The vulnerability, located in the platform's REST API, allows unauthenticated attackers to modify the content of any post or page within a WordPress site. The flaw was fixed in WordPress 4.7.2, released on Jan. 26, but the WordPress team did not publicly disclose the vulnerability's existence until a week later, to allow enough time for a large number of users to deploy the update.
“This vulnerability has resulted in a kind of feeding frenzy where attackers are competing with each other to deface vulnerable WordPress websites,” Mark Maunder, the CEO of Feedjit, said in a blog post Thursday. “During the past 48 hours we have seen over 800,000 attacks exploiting this specific vulnerability across the WordPress sites we monitor.”

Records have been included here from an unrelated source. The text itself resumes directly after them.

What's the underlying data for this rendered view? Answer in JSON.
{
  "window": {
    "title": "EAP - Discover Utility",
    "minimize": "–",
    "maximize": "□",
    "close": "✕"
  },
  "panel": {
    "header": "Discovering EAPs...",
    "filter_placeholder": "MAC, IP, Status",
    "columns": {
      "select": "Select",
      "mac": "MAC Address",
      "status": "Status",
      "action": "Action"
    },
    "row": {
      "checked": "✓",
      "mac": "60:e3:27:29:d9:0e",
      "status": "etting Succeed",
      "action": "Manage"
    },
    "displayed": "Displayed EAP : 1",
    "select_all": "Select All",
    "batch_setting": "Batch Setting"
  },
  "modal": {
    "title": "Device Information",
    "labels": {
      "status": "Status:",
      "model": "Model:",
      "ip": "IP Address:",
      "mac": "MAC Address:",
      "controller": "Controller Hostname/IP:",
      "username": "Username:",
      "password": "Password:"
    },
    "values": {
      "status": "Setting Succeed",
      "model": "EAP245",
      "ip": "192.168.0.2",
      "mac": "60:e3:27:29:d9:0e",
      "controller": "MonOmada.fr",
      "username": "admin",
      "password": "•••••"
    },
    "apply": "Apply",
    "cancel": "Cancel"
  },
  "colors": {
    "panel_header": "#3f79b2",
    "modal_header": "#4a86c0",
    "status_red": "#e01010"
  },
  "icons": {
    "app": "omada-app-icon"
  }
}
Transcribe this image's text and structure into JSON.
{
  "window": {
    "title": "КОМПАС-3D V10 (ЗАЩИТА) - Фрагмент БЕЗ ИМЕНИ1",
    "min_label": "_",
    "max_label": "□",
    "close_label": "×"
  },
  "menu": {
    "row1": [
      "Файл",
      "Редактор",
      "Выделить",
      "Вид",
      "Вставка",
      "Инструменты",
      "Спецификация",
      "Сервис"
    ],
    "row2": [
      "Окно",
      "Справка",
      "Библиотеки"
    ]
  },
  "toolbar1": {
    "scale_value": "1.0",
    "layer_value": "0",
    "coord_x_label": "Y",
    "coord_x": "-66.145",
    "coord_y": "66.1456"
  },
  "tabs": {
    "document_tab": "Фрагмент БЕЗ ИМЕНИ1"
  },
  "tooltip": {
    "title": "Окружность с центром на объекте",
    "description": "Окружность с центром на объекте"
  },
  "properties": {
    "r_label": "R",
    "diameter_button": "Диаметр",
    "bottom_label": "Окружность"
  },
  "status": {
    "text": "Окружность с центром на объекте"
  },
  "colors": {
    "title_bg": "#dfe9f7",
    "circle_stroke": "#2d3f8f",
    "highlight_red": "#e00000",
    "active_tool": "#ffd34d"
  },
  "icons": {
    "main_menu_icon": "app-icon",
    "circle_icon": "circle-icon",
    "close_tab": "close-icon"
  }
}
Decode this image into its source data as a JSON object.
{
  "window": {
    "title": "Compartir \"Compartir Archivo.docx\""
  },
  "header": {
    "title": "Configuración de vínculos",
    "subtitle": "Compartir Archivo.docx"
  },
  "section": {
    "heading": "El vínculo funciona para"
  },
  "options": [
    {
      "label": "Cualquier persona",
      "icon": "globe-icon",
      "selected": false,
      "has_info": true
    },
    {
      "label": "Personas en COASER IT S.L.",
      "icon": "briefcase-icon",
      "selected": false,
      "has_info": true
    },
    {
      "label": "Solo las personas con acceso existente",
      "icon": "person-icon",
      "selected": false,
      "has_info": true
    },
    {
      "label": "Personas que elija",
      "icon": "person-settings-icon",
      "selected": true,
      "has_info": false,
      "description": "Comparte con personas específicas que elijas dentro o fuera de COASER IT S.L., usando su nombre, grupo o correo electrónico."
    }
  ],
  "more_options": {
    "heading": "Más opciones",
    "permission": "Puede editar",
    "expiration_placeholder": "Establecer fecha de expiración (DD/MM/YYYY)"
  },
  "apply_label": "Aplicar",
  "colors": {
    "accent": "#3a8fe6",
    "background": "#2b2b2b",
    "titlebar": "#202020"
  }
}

There is one obvious reason WordPress sites were vulnerable: the WordPress core code itself contained the vulnerability.
But there is another, less obvious reason for the vulnerability: in this case, the vulnerability was within the REST API, which is a new WP module and not in use / not needed by the vast majority of self-hosted WordPress sites.
Two simple principles that would have protected you from this vulnerability
1. KEEP UP-TO-DATE WITH PATCHING—it's such a simple thing, but falling behind on patching is one of the leading causes of exposure to vulnerabilities.
If keeping up with patching is overwhelming, consider hiring a managed IT partner that will monitor for vulnerabilities (as well as performance, availability and more) and patch your systems as well as be ready to act upon any issues that may arise from patching or otherwise.
2. DISABLE UNUSED/UNNEEDED FUNCTIONALITY—this is a critical best practice.
FOR EXAMPLE, If you need to fire up an IIS web server, turn off every service/module you don't need. You can always turn them on as needed.
In the case of the WordPress REST API, which is mostly for communicating with EXTERNAL sites and services, you should leave this disabled until which time it is needed. By then, most of the kinks and vulnerabilities should be worked out, which is a good general rule of thumb; that is, as a product/feature becomes more mature, it becomes better, more secure.